The guideline states that for patients with nonmetastatic cancer with osteoporosis (T-scores of 2.5 or less in the femoral neck, total hip, or lumbar spine) or who are at increased risk of osteoporotic fractures based on clinical assessment or risk assessment tools (10-year probability of ≥ 20% for major osteoporotic fractures or ≥ 3% for hip fractures based on the U.S.–adapted Fracture Risk Assessment tool), bone-modifying agents, such as oral bisphosphonates, intravenous bisphosphonates, or subcutaneous denosumab, at the osteoporosis-indicated dosage may be offered to reduce the fracture risk.
“This guideline covers the screening and when to pull the trigger on bone-modifying agents for the treatment of osteoporosis,” Dr. Shapiro said.
Evidence is lacking to determine “how much of a risk factor cytotoxic chemotherapy is for fractures, and studies have not found striking patterns,” Dr. Neuner said. “There have been some hints with methotrexate, but that’s been it so far.”

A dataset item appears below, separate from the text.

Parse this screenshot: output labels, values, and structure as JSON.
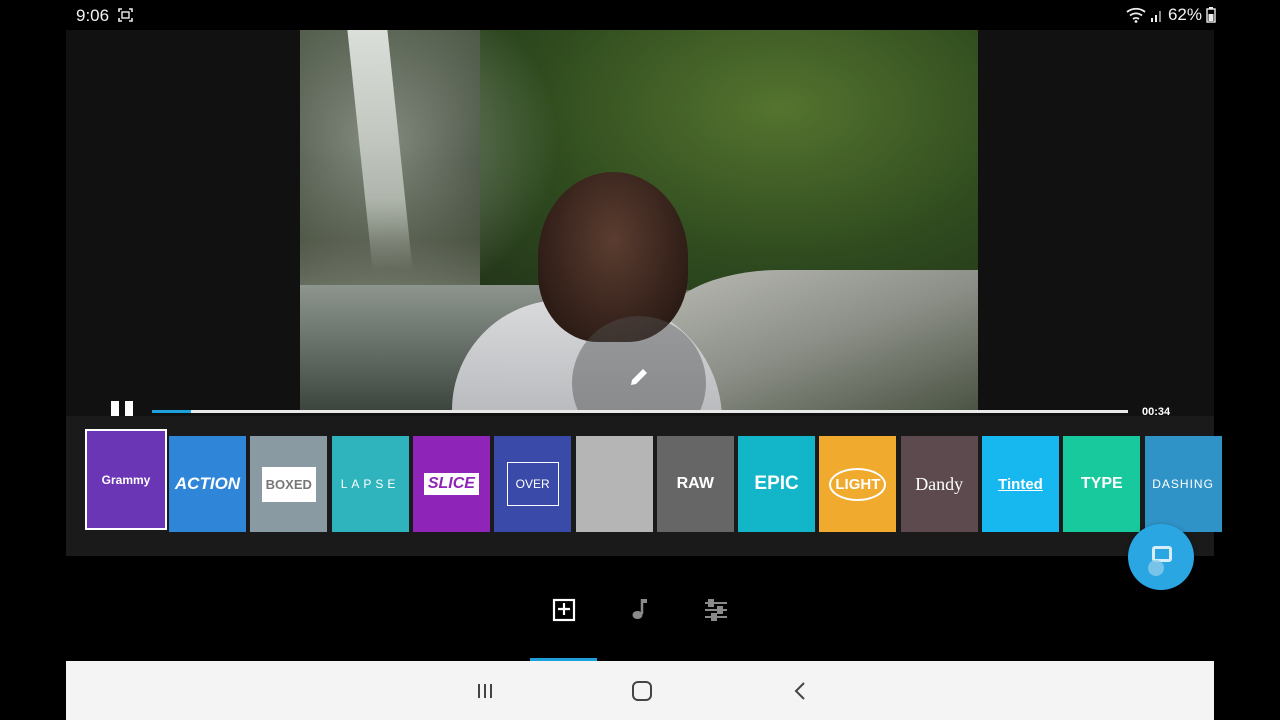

Educating Patients on Their Risk
Some patients may be fully aware of their risks—especially if treatment includes aromatase inhibitors or they already have bone loss issues—whereas others may not hear about bone loss until it has occurred.
Osteoporosis and fractures are “major side effects of cancer treatment,” Dr. Shapiro said. “Treatment can also induce hypogonadism, which is another risk factor. Long-term exposure to glucocorticoids and aromatase inhibitors is also a risk factor. Aromatase inhibitor use is huge in people with breast and prostate cancers,” Dr. Shapiro said.
Patients can lose bone mass “quite quickly just from having treatments, even if the treatments themselves aren’t toxic to the bone,” Dr. Neuner added.
Patients need to know that these late effects may not manifest themselves for 20 years post-treatment, Dr. Shapiro said, which is why referral to primary care and/or endocrinologists is also advised.
DISCLOSURE: Drs. Shapiro and Neuner reported no conflicts of interest.
1. Shapiro CL, Van Poznak C, Lacchetti C, et al: Management of osteoporosis in survivors of adult cancers with non-metastatic disease: ASCO Clinical Practice Guideline. J Clin Oncol 37:2916-2946, 2019.
Originally published in ASCO Daily News. © American Society of Clinical Oncology. ASCO Daily News, September 19, 2019. All rights reserved.